Typically, QDs are dispersed in aqueous buffer solutions, and have been successfully functionalized with various biomolecules like DNA, proteins, and antibodies for delivery applications. However, a major challenge is the efficient intracellular delivery of monodispersed QDs-bioconjugates freely dispersed in the cytoplasm. Several methods have been developed for the delivery of QDs into cells, including both biochemical methods such as endocytosis, pinocytosis, and lipids, and physical methods such as electroporation and micro/nanoinjection. Physical methods like electroporation have also been used to deliver large quantities of quantum dots into cells. These methods, though successful in delivery of QDs into the cellular cytoplasm, accomplish delivery of QDs as aggregates that are not monodispersed, limiting the utility of delivered QDs.

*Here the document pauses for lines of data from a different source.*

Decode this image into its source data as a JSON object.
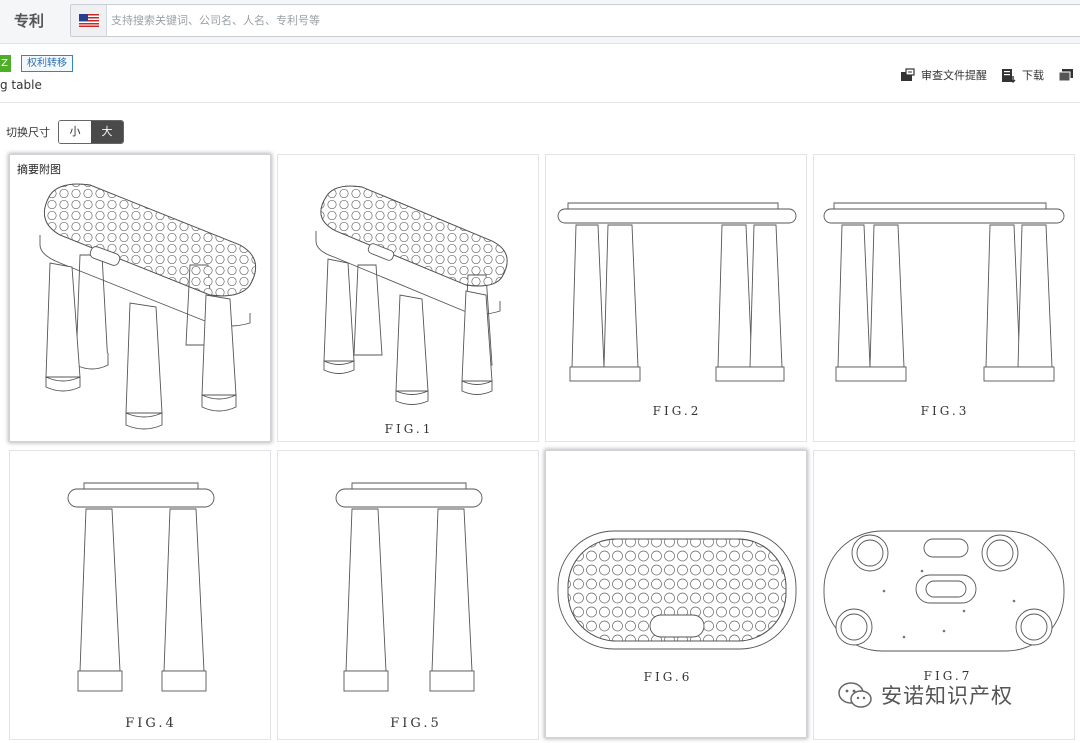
{
  "header": {
    "brand": "专利",
    "search": {
      "placeholder": "支持搜索关键词、公司名、人名、专利号等",
      "value": ""
    }
  },
  "info": {
    "status_badge": "Z",
    "tag": "权利转移",
    "title_fragment": "g table",
    "actions": [
      {
        "label": "审查文件提醒",
        "icon": "review-doc-icon"
      },
      {
        "label": "下载",
        "icon": "download-icon"
      },
      {
        "label": "",
        "icon": "folder-icon"
      }
    ]
  },
  "size_toggle": {
    "label": "切换尺寸",
    "options": [
      "小",
      "大"
    ],
    "selected": "大"
  },
  "figures": [
    {
      "caption": "摘要附图",
      "fig_label": ""
    },
    {
      "caption": "",
      "fig_label": "FIG.1"
    },
    {
      "caption": "",
      "fig_label": "FIG.2"
    },
    {
      "caption": "",
      "fig_label": "FIG.3"
    },
    {
      "caption": "",
      "fig_label": "FIG.4"
    },
    {
      "caption": "",
      "fig_label": "FIG.5"
    },
    {
      "caption": "",
      "fig_label": "FIG.6"
    },
    {
      "caption": "",
      "fig_label": "FIG.7"
    }
  ],
  "watermark": {
    "text": "安诺知识产权",
    "icon": "wechat-icon"
  },
  "colors": {
    "accent_green": "#4caf26",
    "tag_blue": "#2f6fae",
    "line": "#555555"
  }
}
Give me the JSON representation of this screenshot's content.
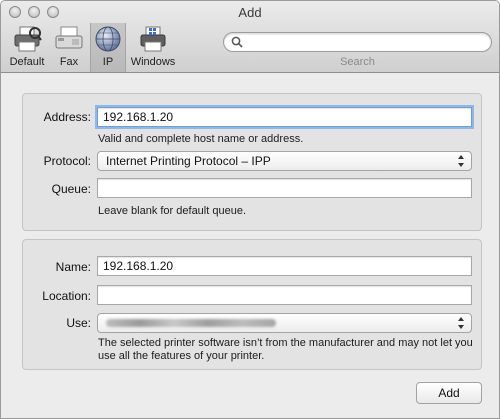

This work demonstrates a new technique for reversible permeabilization of live cells for delivery of monodispersed QDs. To minimize the effect of the endocytotic internalization pathway of QDs, experiments were performed at 4 ºC to minimize the energy available for endocytosis. This technique is based on creating a hypotonic environment outside the cells. Hypotonic exposure causes an influx of fluid into the cell due to the osmotic pressure gradient, which can be exploited to transport QDs along with the fluid into the cytoplasm of the cell. It has been previously demonstrated that osmosis-based methods can be used to transport fluids and other macromolecules into cells.
To enhance the QD delivery and dispersion in the cells, a cell permeabilization agent was used in conjunction with the hypotonic exposure. Saponin, a plantderived glycoside, has been used for permeabilization of cells and introduction of peptides into the cells. Saponins react with membranes rich in cholesterol, such as the plasma membrane, and differential permeabilization of cells has been demonstrated.
The approach described here is based on the use of Saponin at low concentrations. Saponin permeabilization, however, allows bidirectional transport into and out of the cell, which can compromise cellular processes via loss of vital intracellular molecular contents. To ensure unidirectional transport into the cell, Saponin was used in conjunction with hypotonic exposure to enhance osmosis-driven transport of QDs into the cell while minimizing leakage of intracellular contents out of the cell. This method was found to be extremely efficient in accomplishing endocytosis-free delivery of QDs into the cellular cytoplasm while maintaining cell viability.
This work was done by Krishna Medepalli, Sethu Palaniappan, and Bruce Alphenaar of the University of Louisville for Johnson Space Center. MSC-25621-1